The projections below show a pretty average year for Ellsbury, Im hopeful that OBP% is a lot higher than what is estimated but that is going to have to come from a change in approach at the plate that he started last year.
Defensively I think we need to see Ellsbury playing a little bit deeper this year. Even though he doesn’t have the strongest arm in the OF he still can run down the gappers. I think coming in on balls will also help his momentum toward the infield so he will get that extra step on someone tagging up. Overall Ellsbury’s contract runs through 2020 so seeing improved K% and BB% this year is going to be paramount as he gets older.
This is where it gets interesting in spring training as the Yankees will have a good old fashioned battle for that coveted spot. The match up physically is a little unfair as you have the 6’7 giant Aaron Judge going up against the 6’2 Aaron Hicks.
Hicks was acquired from Minnesota before the start of last season and really disappointed. He was touted as being a five tool player and ended up being a 2 tool player. He lacked pop, speed, and the ability to get a base hit. Last year he was abysmal and really only useful as a defensive replacement (he can play CF or RF). Appearing in 123 games last year was probably not the smartest move as he hit .217/.281/.336. Those are bad numbers and 361 plate appearances were probably 200 too many. The question for hits is what happened? His K rate was up, his BB rate was down, and he had one good month the entire year (august). Lucky for hicks though was the fact that there was no suitable replacement and that Girardi doesn’t know when to cut the cord. Unlucky for Hicks is the fact that Aaron Judge was called up and showed some serious pop but also some serious strikeout tendencies. I don’t even want to get into the projections for Hicks because a) I’m hopeful he doesn’t get the job and b) they are pretty disappointing.

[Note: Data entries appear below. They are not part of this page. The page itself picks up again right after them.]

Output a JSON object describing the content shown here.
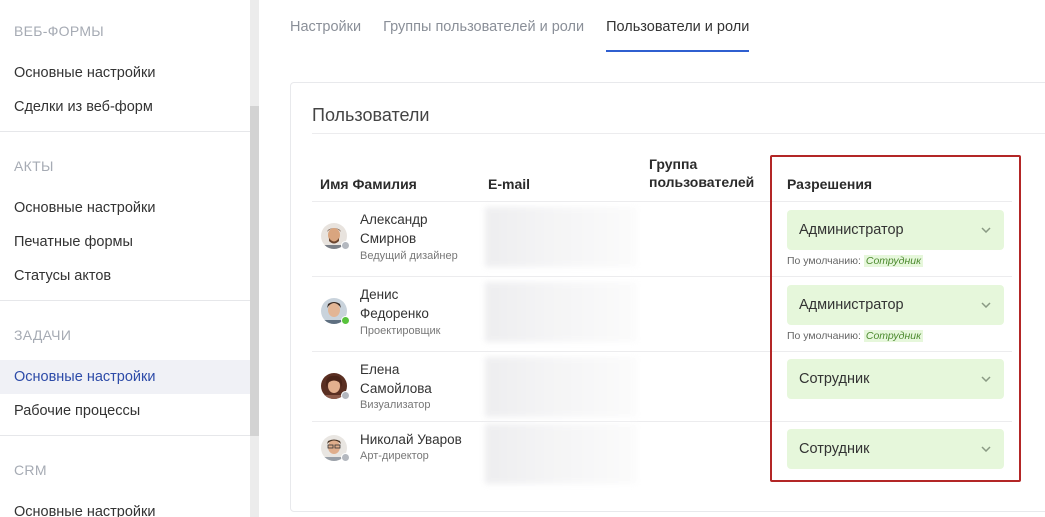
{
  "sidebar": {
    "sections": [
      {
        "title": "ВЕБ-ФОРМЫ",
        "items": [
          {
            "label": "Основные настройки"
          },
          {
            "label": "Сделки из веб-форм"
          }
        ]
      },
      {
        "title": "АКТЫ",
        "items": [
          {
            "label": "Основные настройки"
          },
          {
            "label": "Печатные формы"
          },
          {
            "label": "Статусы актов"
          }
        ]
      },
      {
        "title": "ЗАДАЧИ",
        "items": [
          {
            "label": "Основные настройки",
            "active": true
          },
          {
            "label": "Рабочие процессы"
          }
        ]
      },
      {
        "title": "CRM",
        "items": [
          {
            "label": "Основные настройки"
          }
        ]
      }
    ]
  },
  "tabs": [
    {
      "label": "Настройки"
    },
    {
      "label": "Группы пользователей и роли"
    },
    {
      "label": "Пользователи и роли",
      "active": true
    }
  ],
  "card": {
    "title": "Пользователи",
    "columns": {
      "name": "Имя Фамилия",
      "email": "E-mail",
      "group_line1": "Группа",
      "group_line2": "пользователей",
      "permissions": "Разрешения"
    },
    "default_prefix": "По умолчанию:",
    "users": [
      {
        "name_line1": "Александр",
        "name_line2": "Смирнов",
        "role": "Ведущий дизайнер",
        "status": "offline",
        "permission": "Администратор",
        "default_value": "Сотрудник"
      },
      {
        "name_line1": "Денис",
        "name_line2": "Федоренко",
        "role": "Проектировщик",
        "status": "online",
        "permission": "Администратор",
        "default_value": "Сотрудник"
      },
      {
        "name_line1": "Елена",
        "name_line2": "Самойлова",
        "role": "Визуализатор",
        "status": "offline",
        "permission": "Сотрудник"
      },
      {
        "name_line1": "Николай Уваров",
        "name_line2": "",
        "role": "Арт-директор",
        "status": "offline",
        "permission": "Сотрудник"
      }
    ]
  },
  "colors": {
    "accent": "#2f5fd0",
    "select_bg": "#e6f7db",
    "highlight": "#b32626",
    "online": "#58c33c"
  }
}
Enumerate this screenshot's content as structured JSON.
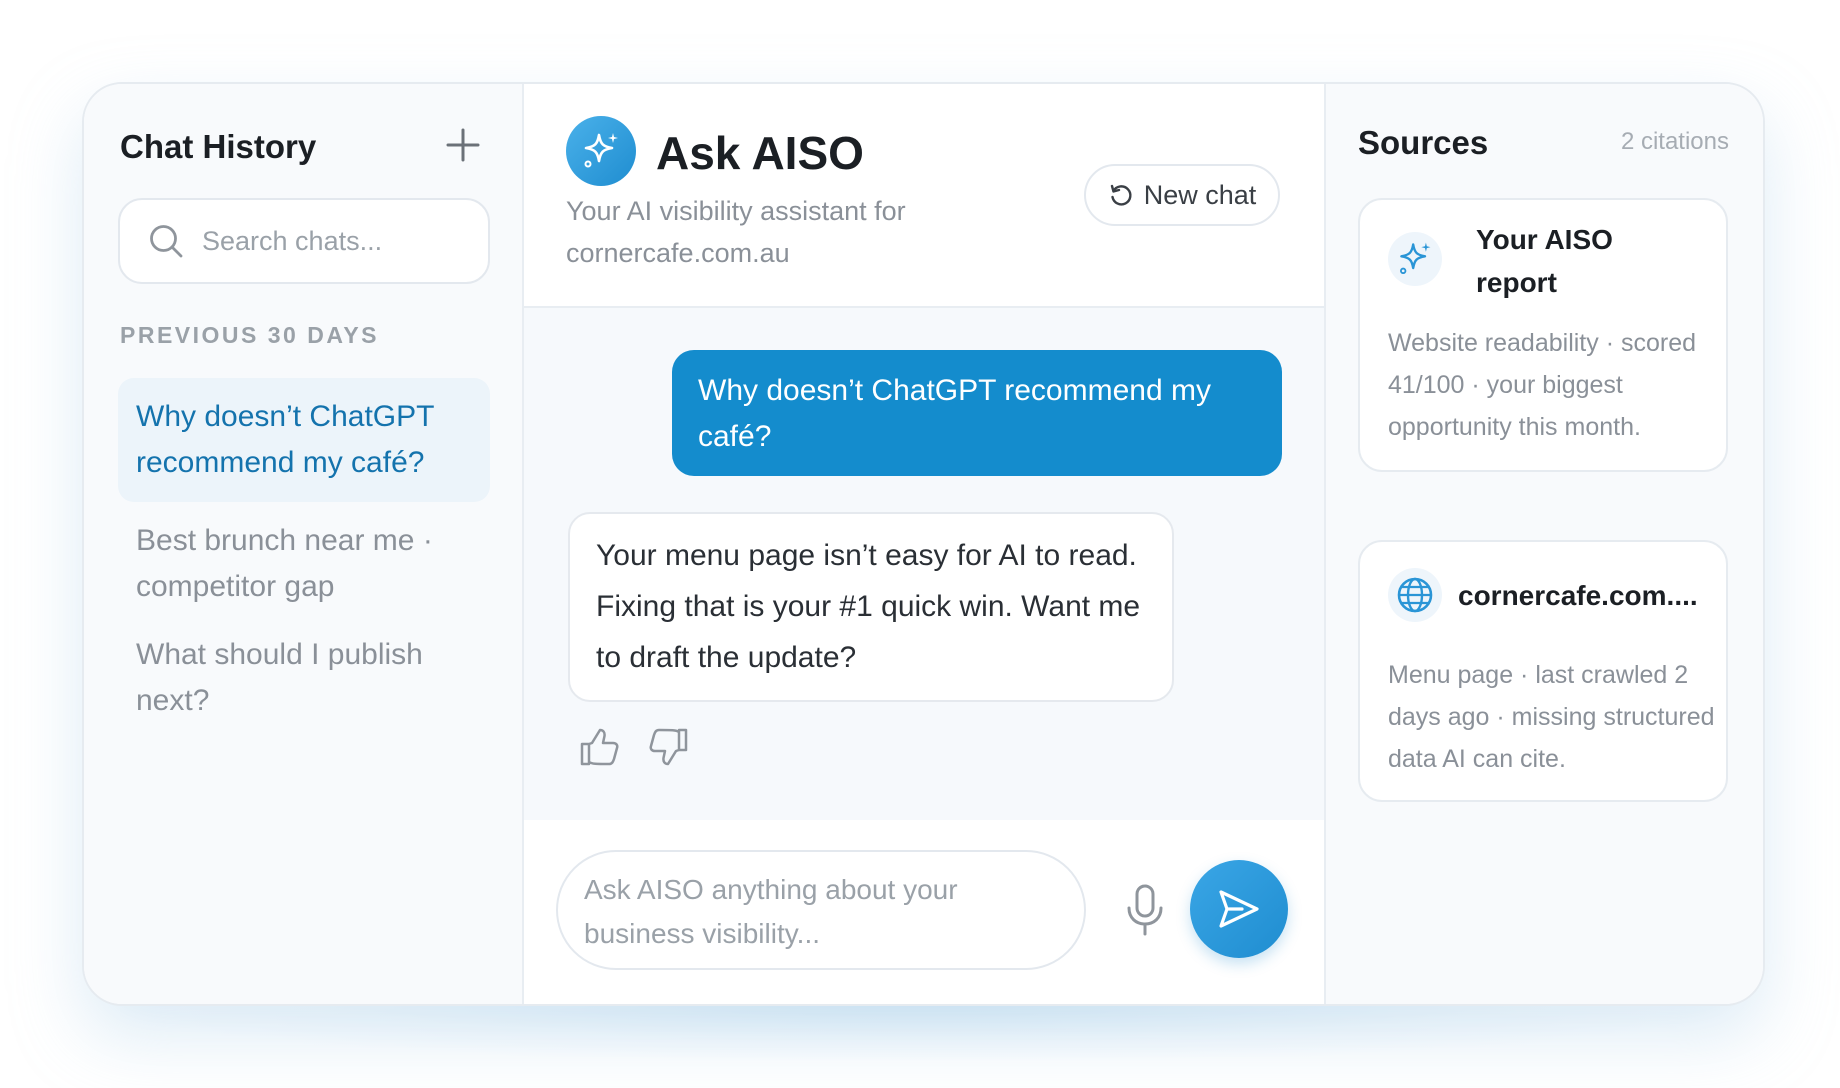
{
  "sidebar": {
    "title": "Chat History",
    "search_placeholder": "Search chats...",
    "section_label": "PREVIOUS 30 DAYS",
    "items": [
      {
        "label": "Why doesn’t ChatGPT recommend my café?",
        "active": true
      },
      {
        "label": "Best brunch near me · competitor gap",
        "active": false
      },
      {
        "label": "What should I publish next?",
        "active": false
      }
    ]
  },
  "main": {
    "title": "Ask AISO",
    "subtitle": "Your AI visibility assistant for cornercafe.com.au",
    "new_chat_label": "New chat",
    "messages": {
      "user": "Why doesn’t ChatGPT recommend my café?",
      "assistant": "Your menu page isn’t easy for AI to read. Fixing that is your #1 quick win. Want me to draft the update?"
    },
    "composer_placeholder": "Ask AISO anything about your business visibility..."
  },
  "sources": {
    "title": "Sources",
    "count": "2 citations",
    "cards": [
      {
        "icon": "sparkle-icon",
        "title": "Your AISO report",
        "body": "Website readability · scored 41/100 · your biggest opportunity this month."
      },
      {
        "icon": "globe-icon",
        "title": "cornercafe.com....",
        "body": "Menu page · last crawled 2 days ago · missing structured data AI can cite."
      }
    ]
  },
  "colors": {
    "accent": "#148ccd",
    "active_bg": "#ecf4fa",
    "active_text": "#1473ad"
  }
}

Judge on the other hand has his own faults and his own strengths. Lets start defensively: he is not a great right fielder but is deceptively quick and has a strong arm. Grading out with a 62 on the 20-80 scale for arm strength is the best defensive metric he gets.

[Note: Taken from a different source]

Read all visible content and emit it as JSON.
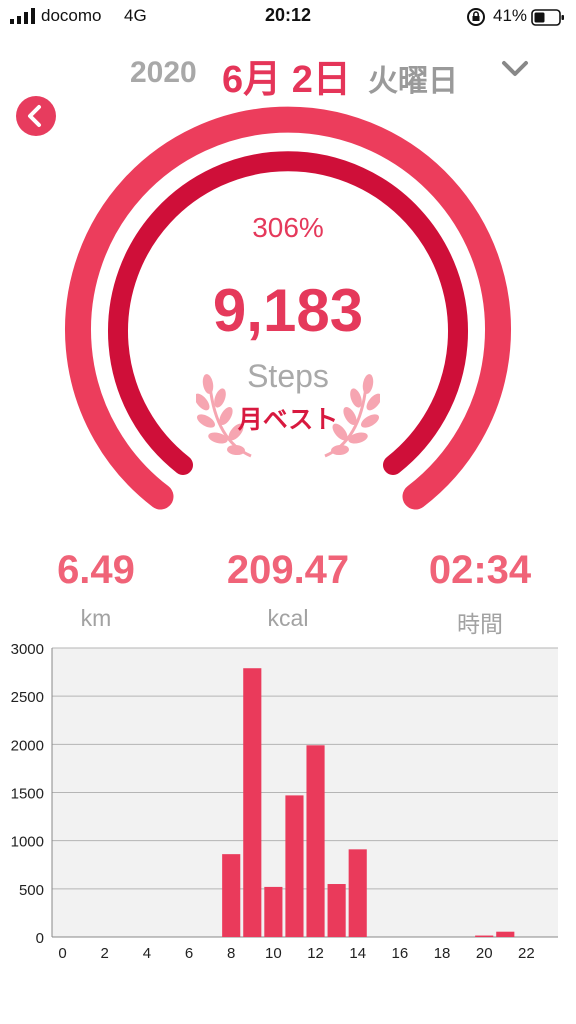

The defensive side of the ball: Hicks
Offensively, specifically power, is where Judge shines. He clubbed 19 home runs in AAA in only 93 games in 2016, his second year in AAA. in his second year in AA he clubbed 12 HR in only 63 games. Looking into the numbers it seems that Judge takes awhile to adapt to the higher level, which is a good thing. Every subsequent year Judge has improved based on the level he was at, and it seemed like he was pressing last year in the majors.
Last year in 27 games Judge slashed .179/.263/.345 but in the minors slashed .270/.366/.489. Now the counter-argument is that one is the major and one is the minors. If you look at 2015 data though you see that Judge started slowly in AAA as well before blossoming. Judge has a long swing that needs to be shortened, similar to what Richie Sexson did with this swing. I’m not advocating to change his swing to look like Sexson, just shorten it up like he did.
In the majors Judge has a 44.2% K% which is really bad and a 9.5% BB% which is okay, but looking into his minor league statistics he stuck out only 23-25% of the time and walked above 10%. If he can develop and adapt to the major league game and put up those types of numbers he is going to be the starting RF.
This is going to be the test for the Yankees, can they get Judge to develop into a .270/.350/.500 hitter he will be a stud. Edwin Encarnacion for reference slashed .263/.357/.529 and if Judge can be an Edwin-light then the Yankees will take that every-day.
Here are some projections for Judge, and while that AVG, OBP, and SLG could possibly be low I would gladly take them from a young developing RF.